I do not know whether it is because I run an organization dedicated to the preservation of rare varieties of seed or merely the awe that I feel each time I have the pleasure of observing a seed germinate and begin its life as a seedling as it heads towards becoming a mature plant, but at this time of year, I have seeds on the brain. At my organization, Seed Savers Exchange, we are at the height of our sales season. I am looking forward to an upcoming trip to Svalbard, miles north of mainland Norway in the Arctic Circle, where I will be involved in the delivery of rare seeds to the global seed vault. And over the weekend, at the Chicago Botanic Garden where I attended their seed swap known as Superseed Weekend, I realized I was not alone in my singularity of mind.
This morning as I headed to the Seedhouse at Seed Savers Exchange to work with the rest of our staff to send out orders (this is our busy season and we all help out), I realized that the packets we were sending reminded me of the seeds themselves. Each envelope contained life, ready to spring forth from its confines as soon as the seeds inside were given the conditions they needed to prosper. And this excited me in a way that the average shipping of merchandise does not.
To my dismay, many Americans order toilet paper online in great multiples to have it shipped to their front door, a concept that is foreign to me and seemingly wasteful. I cannot fathom all of this cardboard and packaging simply for something that can be obtained around the corner and that has such a lowly, common use.

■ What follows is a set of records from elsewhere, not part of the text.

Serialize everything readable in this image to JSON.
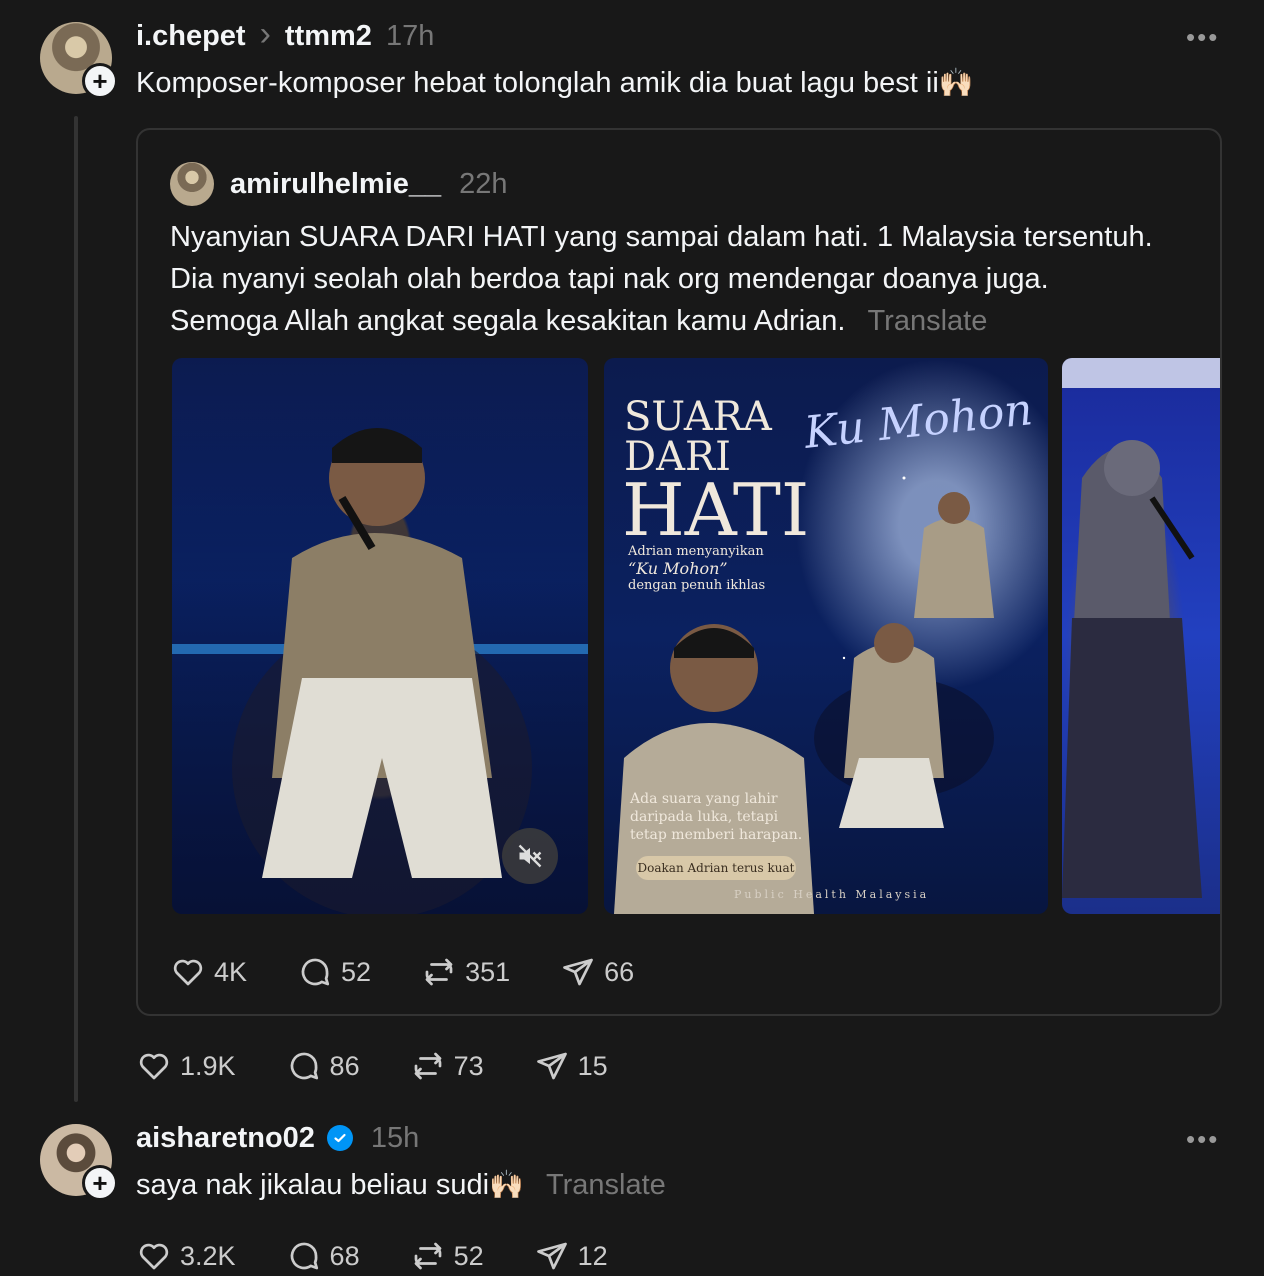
{
  "post": {
    "username": "i.chepet",
    "reply_to": "ttmm2",
    "time": "17h",
    "text": "Komposer-komposer hebat tolonglah amik dia buat lagu best ii",
    "emoji": "🙌🏻",
    "actions": {
      "likes": "1.9K",
      "comments": "86",
      "reposts": "73",
      "shares": "15"
    }
  },
  "quoted": {
    "username": "amirulhelmie__",
    "time": "22h",
    "lines": [
      "Nyanyian SUARA DARI HATI yang sampai dalam hati. 1 Malaysia tersentuh.",
      "Dia nyanyi seolah olah berdoa tapi nak org mendengar doanya juga.",
      "Semoga Allah angkat segala kesakitan kamu Adrian."
    ],
    "translate": "Translate",
    "poster": {
      "title1": "SUARA",
      "title2": "DARI",
      "title3": "HATI",
      "script": "Ku Mohon",
      "sub1": "Adrian menyanyikan",
      "sub2": "“Ku Mohon”",
      "sub3": "dengan penuh ikhlas",
      "quote1": "Ada suara yang lahir",
      "quote2": "daripada luka, tetapi",
      "quote3": "tetap memberi harapan.",
      "pill": "Doakan Adrian terus kuat",
      "footer": "Public Health Malaysia"
    },
    "actions": {
      "likes": "4K",
      "comments": "52",
      "reposts": "351",
      "shares": "66"
    }
  },
  "reply": {
    "username": "aisharetno02",
    "time": "15h",
    "text": "saya nak jikalau beliau sudi",
    "emoji": "🙌🏻",
    "translate": "Translate",
    "actions": {
      "likes": "3.2K",
      "comments": "68",
      "reposts": "52",
      "shares": "12"
    }
  },
  "menu_glyph": "•••",
  "chevron_glyph": "›",
  "colors": {
    "background": "#181818",
    "text": "#f3f5f7",
    "muted": "#777777",
    "border": "#333333",
    "verified": "#0095f6"
  }
}
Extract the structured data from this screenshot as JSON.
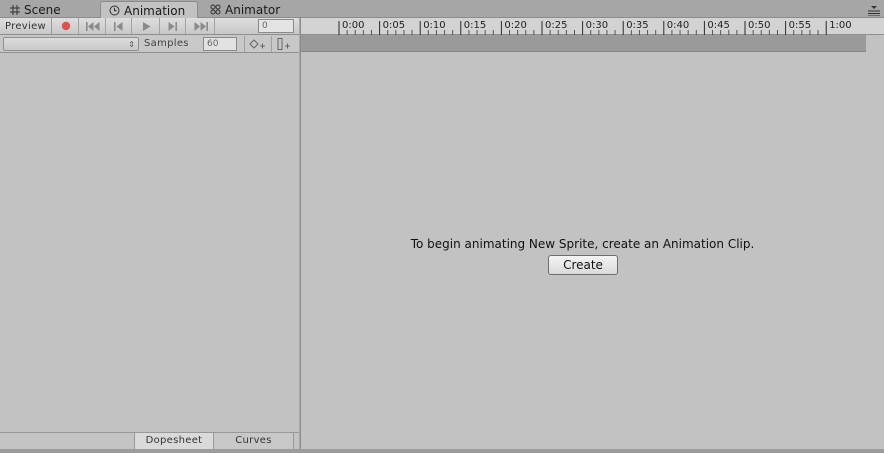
{
  "tabs": [
    {
      "label": "Scene",
      "icon": "grid-icon",
      "active": false
    },
    {
      "label": "Animation",
      "icon": "clock-icon",
      "active": true
    },
    {
      "label": "Animator",
      "icon": "animator-icon",
      "active": false
    }
  ],
  "toolbar": {
    "preview_label": "Preview",
    "frame_value": "0",
    "buttons": [
      "record-icon",
      "first-key-icon",
      "prev-key-icon",
      "play-icon",
      "next-key-icon",
      "last-key-icon"
    ]
  },
  "clip_selector": {
    "selected": "",
    "samples_label": "Samples",
    "samples_value": "60"
  },
  "ruler": {
    "labels": [
      "0:00",
      "0:05",
      "0:10",
      "0:15",
      "0:20",
      "0:25",
      "0:30",
      "0:35",
      "0:40",
      "0:45",
      "0:50",
      "0:55",
      "1:00"
    ]
  },
  "bottom_tabs": {
    "dopesheet_label": "Dopesheet",
    "curves_label": "Curves",
    "active": "Dopesheet"
  },
  "message": "To begin animating New Sprite, create an Animation Clip.",
  "create_label": "Create",
  "colors": {
    "record": "#d9534f",
    "panel": "#c2c2c2",
    "tabbar": "#a6a6a6"
  }
}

The thought of shipping such items across state borders, and on trucks, planes and whatever other means of transportation that e-tailers use seemed wasteful to me -– a poor use of fossil fuels in my estimation.
But I felt the inverse about seeds. The packages we are sending and the seeds themselves seemed to me to represent a reasonable environmental approach to shipping our food from door to door. Unlike asparagus from South America and tomatoes flown in from Israel, these seeds allowed us to move our sustenance around from place to place in the most environmentally sustainable manner imaginable. As I perused and helped fulfill orders for gardens in places from Texas to Maine, I realized that each package, filled with “Dr. Wyche’s Yellow” tomato or Thai basil, reflects the most efficient form of transportation that God could have imagined. It is no wonder that seeds have been carried forward by settlers and immigrants, and brought back to us by explorers and adventurers. For within the confines of their seed coats, they contain the world’s treasures in the most transportable form.
As I continued to work, I imagined each order I fulfilled as if it were like the floating vegetable gardens of ancient Mexico City. Those barges, covered in soil, sustained by the water on which they floated and teeming with all sorts of produce and plant life, were the mainstay and primary food source for the people who maintained them, feeding them throughout the season. Our packages require the recipients on the other end to provide their own water, but, like those barges, provide their recipients with all that they needed to sustain themselves for the season. So as I packaged “Amish Deer Tongue” lettuce, “Green Globe” artichokes and “True Lemon” cucumbers, I thought of the gardens that the recipients would grow and the dreams that they were already having about the packages that would arrive in the mail, packages that would result in meals ranging from summer salads to winter vegetable stews, all neatly enclosed in a small brown envelope, its contents waiting to burst forth into life.
One thing was clear: seeds, and the packages containing them that arrive on our doorstep, hold our dreams and our future. And it is for this reason that, in the dregs of a cold January night, they fill my head.
A gardener grows through observation, experimentation, and learning from the failures, triumphs, and hard work of oneself and others. In this sense, all gardeners are self-taught, while at the same time intrinsically connected to a tradition and a community that finds satisfaction through working the soil and sharing their experiences with one another. This column explores those relationships and how we learn about the world around us from plants and our fellow gardeners.